Nut House Pizza, interior
I had a distant cousin who used to say he was “nutsy” about things he liked. I would like to be nutsy about Wheaton’s Nut House Pizza (11419 Georgia), but I just can’t do it.
Giving bad reviews to small locally owned restaurants kind of stinks, but I try to stay on top of all the eatin’ in Wheaton, and that means some occasional negativity. I’m generally positive about this neck of the woods, but I don’t want to turn into a mindless cheerleader. Most restaurants around here are, legitimately, at least adequate (especially now that Pashion has gone kaput). If you look on Yelp or the other internets you can find people who rave about NHP, saying it’s the best crust ever, people come from NYC to eat it, that kind of over-the-topness that would be hilarious if it weren’t kind of sad.* These are the kind of reviews that you wonder if they’re planted. Because NHP’s crust is not the best ever — if it isn’t the worst ever, it’s in the conversation.
* There are many more single-star Yelp reviews for NHP, which seems more on target to me
The truth is, I haven’t eaten their pizza since we first tried it about ten years ago, when it was inedibly bad. On a recent visit, I opted not to retry it, noting the single sad desiccated slice of cheese pizza sitting in the warming bin up front. It might be the same slice that was there ten years ago. It’s thin crust, New York style, but a far cry from typical New York quality. It is kosher — “under rabbinical supervision” says the sign — and maybe it is delicious relative to the average kosher pizza, I don’t know. I don’t need to try it again.
Reuben Reuben I’ve been thinking ewww
Instead, I tried the reuben sub and some fries, which weren’t inedible, but weren’t good either. The sub featured neon orange “Russian” dressing (which I admit I kind of like, a guilty pleasure), mediocre sauerkraut, quick-congealing white tasteless cheese that in retrospect I should have used to touch up the caulking in my shower instead of eating, and a thin slice of dry, pressed corned beef (presumably), although it was more like a weirdly spiced bologna. I assume it was somehow related to corned beef, otherwise it can’t be a reuben, right? Not good. The roll was actually a winner, crusty outside and soft inside, and could have been the framework for a delicious sandwich, but the other ingredients just didn’t measure up.

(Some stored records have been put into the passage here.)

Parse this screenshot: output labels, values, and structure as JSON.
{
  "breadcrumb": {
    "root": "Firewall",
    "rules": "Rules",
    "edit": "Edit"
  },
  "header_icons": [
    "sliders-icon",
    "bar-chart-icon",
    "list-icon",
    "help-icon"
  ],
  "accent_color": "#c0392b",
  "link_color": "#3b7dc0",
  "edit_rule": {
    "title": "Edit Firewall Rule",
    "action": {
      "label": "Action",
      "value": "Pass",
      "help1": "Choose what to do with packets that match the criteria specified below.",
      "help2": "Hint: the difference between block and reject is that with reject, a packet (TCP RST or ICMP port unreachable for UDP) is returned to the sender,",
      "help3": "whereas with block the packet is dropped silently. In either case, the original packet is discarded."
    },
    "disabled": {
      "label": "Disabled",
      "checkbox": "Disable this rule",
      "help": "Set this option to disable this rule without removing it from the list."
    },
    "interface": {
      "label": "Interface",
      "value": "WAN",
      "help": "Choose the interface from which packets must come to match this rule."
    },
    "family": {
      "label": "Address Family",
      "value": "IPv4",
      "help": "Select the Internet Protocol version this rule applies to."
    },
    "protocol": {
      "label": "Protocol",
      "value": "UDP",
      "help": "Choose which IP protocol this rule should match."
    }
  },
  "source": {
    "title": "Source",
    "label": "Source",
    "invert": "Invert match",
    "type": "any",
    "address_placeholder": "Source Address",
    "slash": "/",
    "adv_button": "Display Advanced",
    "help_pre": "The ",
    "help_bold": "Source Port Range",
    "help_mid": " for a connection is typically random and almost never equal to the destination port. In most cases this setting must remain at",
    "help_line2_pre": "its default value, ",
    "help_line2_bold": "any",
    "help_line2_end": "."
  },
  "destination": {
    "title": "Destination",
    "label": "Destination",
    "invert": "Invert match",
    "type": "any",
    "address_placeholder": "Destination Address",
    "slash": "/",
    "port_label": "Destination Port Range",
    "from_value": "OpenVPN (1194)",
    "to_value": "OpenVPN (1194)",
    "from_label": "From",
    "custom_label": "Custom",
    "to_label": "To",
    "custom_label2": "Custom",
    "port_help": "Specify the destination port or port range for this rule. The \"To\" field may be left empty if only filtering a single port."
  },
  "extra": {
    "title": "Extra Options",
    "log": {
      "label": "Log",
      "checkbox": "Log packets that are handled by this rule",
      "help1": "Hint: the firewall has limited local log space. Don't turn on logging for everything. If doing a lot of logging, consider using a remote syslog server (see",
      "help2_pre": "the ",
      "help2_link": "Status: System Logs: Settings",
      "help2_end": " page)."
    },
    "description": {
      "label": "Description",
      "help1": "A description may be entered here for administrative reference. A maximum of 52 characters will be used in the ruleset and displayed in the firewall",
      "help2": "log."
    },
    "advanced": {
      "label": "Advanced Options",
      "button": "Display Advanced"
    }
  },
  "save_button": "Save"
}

The fries smelled good, and looked fresh-cut and similar to Five Guys potatoes, but turned out to be wan and undersalted. Ira’s Famous Nut House Seasoning (according to the sign behind which the lonely pizza slice lies in its eternal gloom) doesn’t have much going on. Assuming that’s what was on the fries. There was discernible seasoning, it just wasn’t that tasty.
Nut House is a total dive, all plastic and formica and tile and old-school signage, and that would be fine — even great! — if the food were awesome. The place is usually empty, and was on this mid-week visit except for one woman, who I suspect was the wife of the counterman. He was perfectly friendly and efficient, but that makes up for only so much. He was not Ira Feldman, the owner – or at least that was the owner when Patch did this writeup almost exactly two years ago. If he’s still in charge, he seems to have lost interest. If you compare the photos from Patch to my first photo here, in just two years, signage has noticeably physically deteriorated. Alas, the food was never good enough in the first place to noticeably deteriorate.
Maybe I should consider it a blessing that they were out of knishes, which I had hoped to buy for next day’s breakfast. How can a kosher food purveyor ever be out of knishes? Shouldn’t they have a little cooler in the back with a few knishes at all times, in case of knish emergency? What happened to the rabbinical supervision? Surely any rabbi worth his pillars of salt would keep knishes on hand at all times.
Sort of amazing they’re still operational, although I would guess they do a pretty good business with the thriving local Orthodox community — then again, wouldn’t you just go to the far superior Max’s instead? — and their rent is probably low. Revisiting after ten years seemed appropriate, but in retrospect Moses had a better idea with his forty years wandering the wilderness. He must have been filibustering, knowing Nut House Pizza awaited him back in the holy land. Wheaton may be feral, but there are better options than Nut House. Almost any option is better than Nut House. Which is a bummer, because we could really use a great pizzeria in this town.
For a higher-quality Nut House experience, head to Antonio’s Nut House in Palo Alto, where the beer is good and you can buy peanuts from an animatronic gorilla. Less convenient for us Wheatonites, of course…